AFGE National President J. David Cox Sr. this week called on lawmakers to repeal pension increases put in place for new federal employees, following on the successful rollback of pension cuts for military retirees.
In the past two years, Congress has passed two measures as part of deficit reduction efforts that slash take-home pay for federal employees hired after 2012 by increasing their mandatory pension contributions. Since the mid-1980s, federal employees have paid 0.8% of their salary toward a modest defined benefit pension, 6.2% toward Social Security, and additional contributions toward a 401(k)-type defined contribution plan. Under the new measures passed by Congress, federal employees who were hired in 2013 now are required to pay 3.1% of their salary into the pension system, while those hired in 2014 and beyond must contribute 4.4% of their salary.
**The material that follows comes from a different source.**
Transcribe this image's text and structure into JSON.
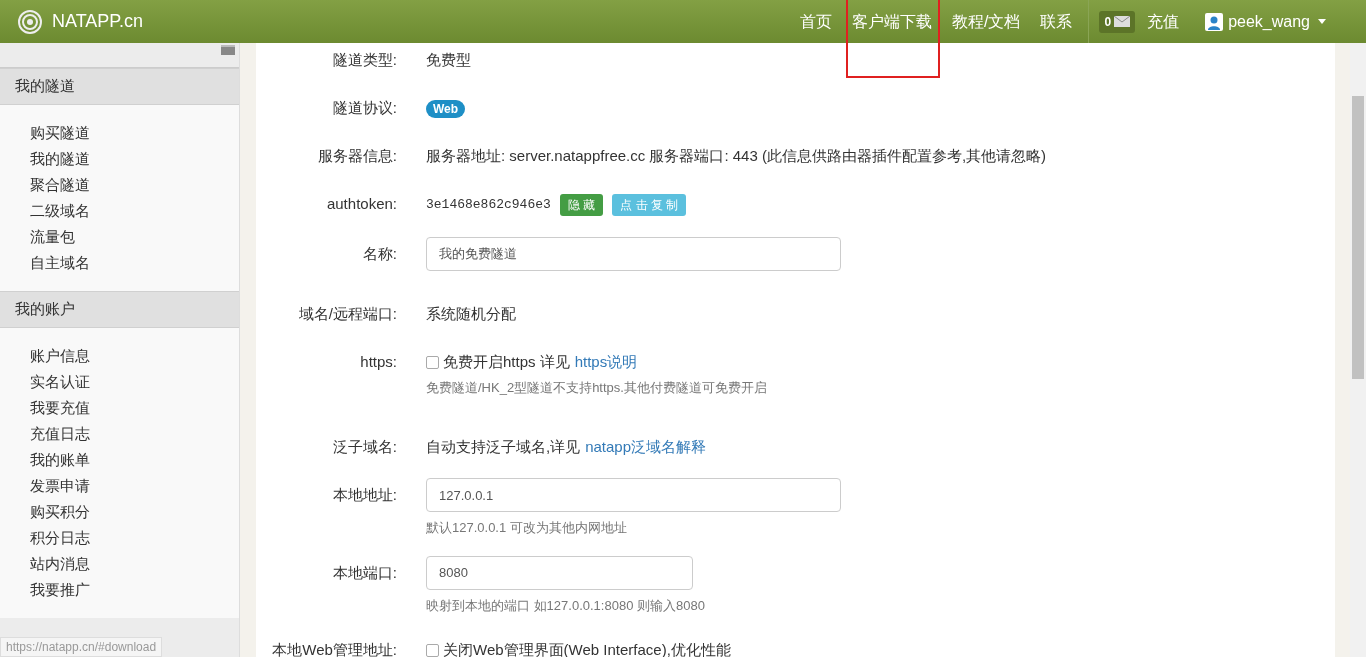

This tax increase translates into an annual pay cut of $1,400 for the typical GS-7 employee hired this year, who earns $40,000. They will receive no new benefits for these additional payments, which will require employees hired in 2014 to pay about 15.6% of their salary for retirement. The retirement system is fully funded, and thus this is pure cost shifting from the employer to the employee.
Cox said he is hopeful that a bill will be introduced soon in Congress to roll back these pension increases. “Congress has created a second-class and third-class retirement system in which new federal employees earn less than their peers for no other reason than the date they were hired,” Cox said.
“This is an outrageous assault on living standards for the next generation of federal employees, and AFGE will not let this stand. By attacking the compensation of these working class Americans, Congress and the administration have joined the worst employers in the private sector in the race to the bottom.”